A Note on Morality and Ethics
The words morality and ethics are often used interchangeably, with one or another carrying emotional connotations depending on circumstance. While there is no universally agreedupon definition of either word, there is a widely held consensus among philosophers on usage. On the one hand, morality refers to the choices an individual makes about right and wrong based on personal conscience and feelings. On the other hand, ethics refers to systematic thinking about right and wrong, leading to principles from which we may try to make decisions in specific circumstances. A prominent example is professional ethics, the principles governing behavior in fields such as law, engineering and medicine. Thus, the physicians' Hippocratic Oath is an ethical system in which the commitment to act for good of patients is understood as systematically related to a commitment to do no harm to anyone. Because ethical principles are thought through systematically, they are generally codified by specialists and provided to us by an external authority.
Nevertheless, most of us possess a "moral compass" that guides us through our lives without our giving very much thought to the relationships among our moral decisions. Because our moral sense is influenced by various influences from diverse sources, the same individual who wishes to suppress the freedom of women, or the culture of national and sexual minorities, may be the first to rush into a burning building to rescue the very people he finds "immoral". In unusual circumstances, such apparent inconsistencies may lead one to question his or her private morality and attempt to resolve these questions through ethical principle.

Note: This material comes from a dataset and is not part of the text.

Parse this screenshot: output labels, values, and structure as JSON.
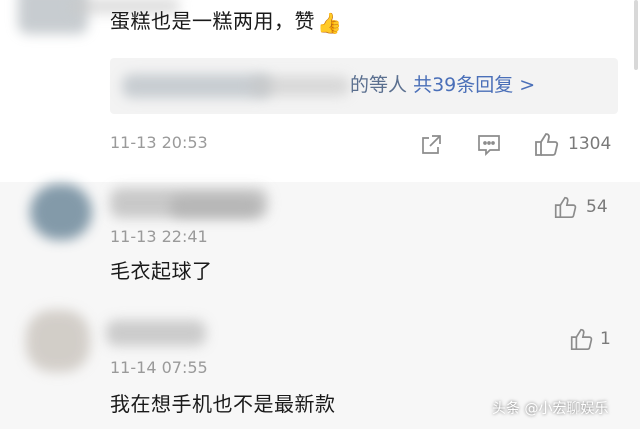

The Moral Third
Relational psychoanalyst Jessica Benjamin uses the term “moral third” in the context of dispute resolution to mean a space where “opponents can intersubjectively listen to each other’s stories and feel what each other feel, while retaining their own identities. To accomplish this goal the dialogue leader facilitates the empathic connection between human beings, their ability to listen to one another and feel, hear and recognize the other”. The development of this connection builds on the individuals’ moral sense.

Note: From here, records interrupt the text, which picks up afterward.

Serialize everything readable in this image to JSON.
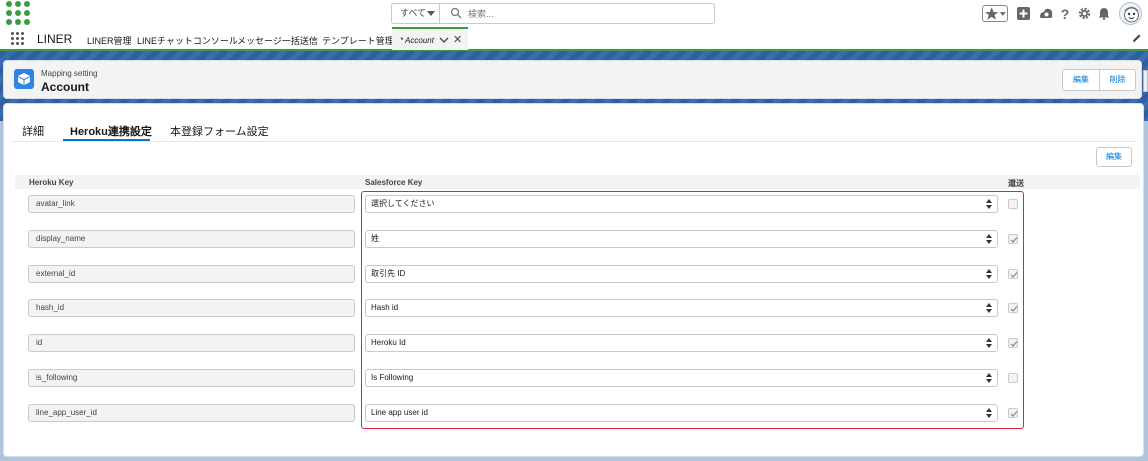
{
  "search": {
    "scope": "すべて",
    "placeholder": "検索..."
  },
  "nav": {
    "app_name": "LINER",
    "items": [
      "LINER管理",
      "LINEチャットコンソール",
      "メッセージ一括送信",
      "テンプレート管理"
    ],
    "active_tab": "* Account"
  },
  "header": {
    "subtitle": "Mapping setting",
    "title": "Account",
    "edit": "編集",
    "delete": "削除"
  },
  "tabs": [
    {
      "label": "詳細",
      "active": false
    },
    {
      "label": "Heroku連携設定",
      "active": true
    },
    {
      "label": "本登録フォーム設定",
      "active": false
    }
  ],
  "section": {
    "edit": "編集"
  },
  "columns": {
    "heroku_key": "Heroku Key",
    "salesforce_key": "Salesforce Key",
    "writeback": "還送"
  },
  "rows": [
    {
      "heroku_key": "avatar_link",
      "salesforce_key": "選択してください",
      "checked": false
    },
    {
      "heroku_key": "display_name",
      "salesforce_key": "姓",
      "checked": true
    },
    {
      "heroku_key": "external_id",
      "salesforce_key": "取引先 ID",
      "checked": true
    },
    {
      "heroku_key": "hash_id",
      "salesforce_key": "Hash id",
      "checked": true
    },
    {
      "heroku_key": "id",
      "salesforce_key": "Heroku Id",
      "checked": true
    },
    {
      "heroku_key": "is_following",
      "salesforce_key": "Is Following",
      "checked": false
    },
    {
      "heroku_key": "line_app_user_id",
      "salesforce_key": "Line app user id",
      "checked": true
    }
  ],
  "colors": {
    "accent": "#0176d3",
    "brand_green": "#3a9b3f",
    "highlight_frame": "#d6263a"
  },
  "icons": [
    "app-launcher-logo",
    "search-icon",
    "star-icon",
    "add-icon",
    "trailhead-icon",
    "help-icon",
    "gear-icon",
    "bell-icon",
    "avatar",
    "waffle-icon",
    "chevron-down-icon",
    "close-icon",
    "pencil-icon",
    "cube-icon"
  ]
}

The Ethical Mindset
The concept of “ethical mindset” grew out of Jessica Benjamin’s “moral third.” Developed by relational psychotherapist and peace activist Irris Singer (and her merry band), this is a multi-stage guided process designed to help in stepping out of denial, overcoming perpetrator/victim identities, diminishing trauma and ending violence. This denial refers to the mental roadblocks that prevent us from acknowledging the irreducible humanity of certain others and experiencing empathy for their concerns. In stepping out of denial we must recognize the “otherness” of the other and overcome whatever resistance we may find in ourselves to disqualify difference. The opposite of denial may be compared to the fundamental act of hospitality, the offering of shelter to a stranger. The acceptance of an “otherness” that poses no threat to the identity of the host strengthens both host and stranger, affirming the freedom and authenticity of each in a reciprocal act that transcends the limited perspective of either. The “ethical mindset” concerns the systematic attention to the ethics of reciprocity and intersubjectivity built upon this notion of hospitality.